(Excerpts from an interface dataset)
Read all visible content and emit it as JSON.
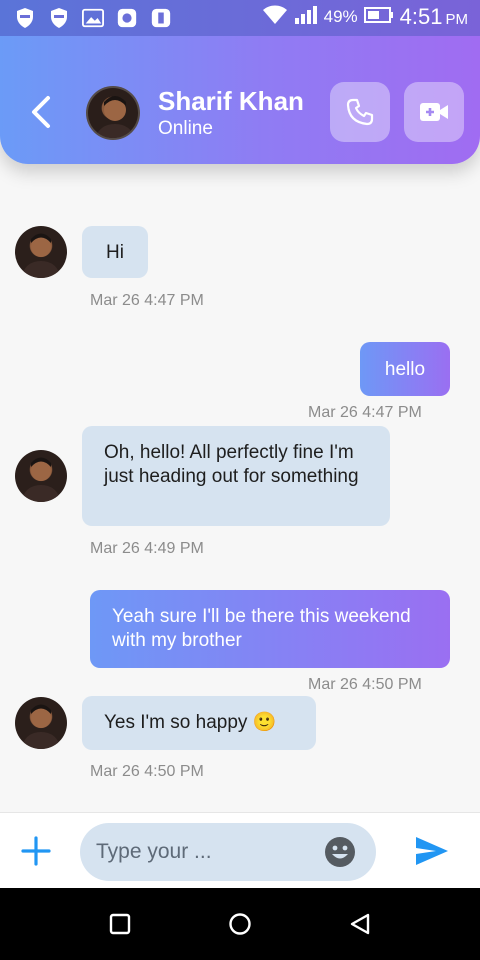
{
  "status_bar": {
    "battery_percent": "49%",
    "time": "4:51",
    "ampm": "PM"
  },
  "header": {
    "contact_name": "Sharif Khan",
    "contact_status": "Online"
  },
  "messages": [
    {
      "direction": "in",
      "text": "Hi",
      "timestamp": "Mar 26 4:47 PM"
    },
    {
      "direction": "out",
      "text": "hello",
      "timestamp": "Mar 26 4:47 PM"
    },
    {
      "direction": "in",
      "text": "Oh, hello! All perfectly fine I'm just heading out for something",
      "timestamp": "Mar 26 4:49 PM"
    },
    {
      "direction": "out",
      "text": "Yeah sure I'll be there this weekend with my brother",
      "timestamp": "Mar 26 4:50 PM"
    },
    {
      "direction": "in",
      "text": "Yes I'm so happy 🙂",
      "timestamp": "Mar 26 4:50 PM"
    }
  ],
  "composer": {
    "placeholder": "Type your ..."
  },
  "colors": {
    "header_gradient_start": "#6b9bf7",
    "header_gradient_end": "#a06cf2",
    "incoming_bubble": "#d6e3f0",
    "accent_blue": "#2196f3"
  }
}
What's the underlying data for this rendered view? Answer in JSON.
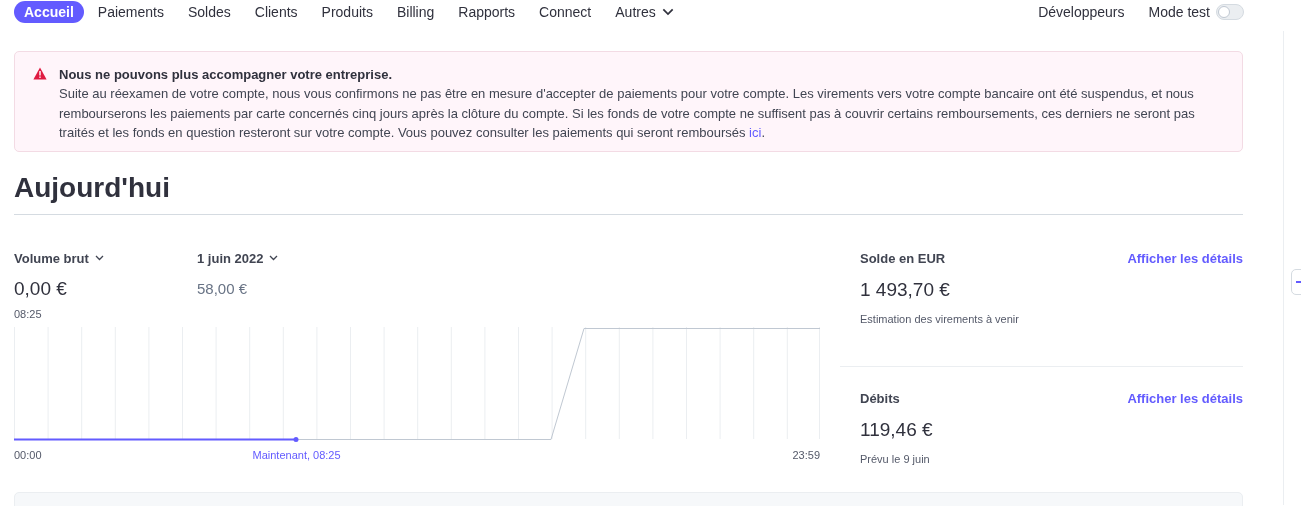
{
  "nav": {
    "items": [
      {
        "label": "Accueil",
        "selected": true,
        "dropdown": false
      },
      {
        "label": "Paiements",
        "selected": false,
        "dropdown": false
      },
      {
        "label": "Soldes",
        "selected": false,
        "dropdown": false
      },
      {
        "label": "Clients",
        "selected": false,
        "dropdown": false
      },
      {
        "label": "Produits",
        "selected": false,
        "dropdown": false
      },
      {
        "label": "Billing",
        "selected": false,
        "dropdown": false
      },
      {
        "label": "Rapports",
        "selected": false,
        "dropdown": false
      },
      {
        "label": "Connect",
        "selected": false,
        "dropdown": false
      },
      {
        "label": "Autres",
        "selected": false,
        "dropdown": true
      }
    ],
    "developers": "Développeurs",
    "test_mode": {
      "label": "Mode test",
      "on": false
    }
  },
  "alert": {
    "title": "Nous ne pouvons plus accompagner votre entreprise.",
    "body": "Suite au réexamen de votre compte, nous vous confirmons ne pas être en mesure d'accepter de paiements pour votre compte. Les virements vers votre compte bancaire ont été suspendus, et nous rembourserons les paiements par carte concernés cinq jours après la clôture du compte. Si les fonds de votre compte ne suffisent pas à couvrir certains remboursements, ces derniers ne seront pas traités et les fonds en question resteront sur votre compte. Vous pouvez consulter les paiements qui seront remboursés",
    "link": "ici",
    "end": "."
  },
  "heading": "Aujourd'hui",
  "volume": {
    "metric": "Volume brut",
    "value": "0,00 €",
    "time": "08:25",
    "compare_date": "1 juin 2022",
    "compare_value": "58,00 €",
    "axis_start": "00:00",
    "now_label": "Maintenant, 08:25",
    "axis_end": "23:59"
  },
  "balances": [
    {
      "title": "Solde en EUR",
      "link": "Afficher les détails",
      "amount": "1 493,70 €",
      "note": "Estimation des virements à venir"
    },
    {
      "title": "Débits",
      "link": "Afficher les détails",
      "amount": "119,46 €",
      "note": "Prévu le 9 juin"
    }
  ]
}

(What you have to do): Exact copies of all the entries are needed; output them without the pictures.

(Response to this exercise):
Read all visible content and emit it as JSON.
{
  "status_bar": {
    "battery_percent": "49%",
    "time": "4:51",
    "ampm": "PM"
  },
  "header": {
    "contact_name": "Sharif Khan",
    "contact_status": "Online"
  },
  "messages": [
    {
      "direction": "in",
      "text": "Hi",
      "timestamp": "Mar 26 4:47 PM"
    },
    {
      "direction": "out",
      "text": "hello",
      "timestamp": "Mar 26 4:47 PM"
    },
    {
      "direction": "in",
      "text": "Oh, hello! All perfectly fine I'm just heading out for something",
      "timestamp": "Mar 26 4:49 PM"
    },
    {
      "direction": "out",
      "text": "Yeah sure I'll be there this weekend with my brother",
      "timestamp": "Mar 26 4:50 PM"
    },
    {
      "direction": "in",
      "text": "Yes I'm so happy 🙂",
      "timestamp": "Mar 26 4:50 PM"
    }
  ],
  "composer": {
    "placeholder": "Type your ..."
  },
  "colors": {
    "header_gradient_start": "#6b9bf7",
    "header_gradient_end": "#a06cf2",
    "incoming_bubble": "#d6e3f0",
    "accent_blue": "#2196f3"
  }
}
What's the underlying data for this rendered view? Answer in JSON.
{
  "nav": {
    "items": [
      {
        "label": "Accueil",
        "selected": true,
        "dropdown": false
      },
      {
        "label": "Paiements",
        "selected": false,
        "dropdown": false
      },
      {
        "label": "Soldes",
        "selected": false,
        "dropdown": false
      },
      {
        "label": "Clients",
        "selected": false,
        "dropdown": false
      },
      {
        "label": "Produits",
        "selected": false,
        "dropdown": false
      },
      {
        "label": "Billing",
        "selected": false,
        "dropdown": false
      },
      {
        "label": "Rapports",
        "selected": false,
        "dropdown": false
      },
      {
        "label": "Connect",
        "selected": false,
        "dropdown": false
      },
      {
        "label": "Autres",
        "selected": false,
        "dropdown": true
      }
    ],
    "developers": "Développeurs",
    "test_mode": {
      "label": "Mode test",
      "on": false
    }
  },
  "alert": {
    "title": "Nous ne pouvons plus accompagner votre entreprise.",
    "body": "Suite au réexamen de votre compte, nous vous confirmons ne pas être en mesure d'accepter de paiements pour votre compte. Les virements vers votre compte bancaire ont été suspendus, et nous rembourserons les paiements par carte concernés cinq jours après la clôture du compte. Si les fonds de votre compte ne suffisent pas à couvrir certains remboursements, ces derniers ne seront pas traités et les fonds en question resteront sur votre compte. Vous pouvez consulter les paiements qui seront remboursés",
    "link": "ici",
    "end": "."
  },
  "heading": "Aujourd'hui",
  "volume": {
    "metric": "Volume brut",
    "value": "0,00 €",
    "time": "08:25",
    "compare_date": "1 juin 2022",
    "compare_value": "58,00 €",
    "axis_start": "00:00",
    "now_label": "Maintenant, 08:25",
    "axis_end": "23:59"
  },
  "balances": [
    {
      "title": "Solde en EUR",
      "link": "Afficher les détails",
      "amount": "1 493,70 €",
      "note": "Estimation des virements à venir"
    },
    {
      "title": "Débits",
      "link": "Afficher les détails",
      "amount": "119,46 €",
      "note": "Prévu le 9 juin"
    }
  ]
}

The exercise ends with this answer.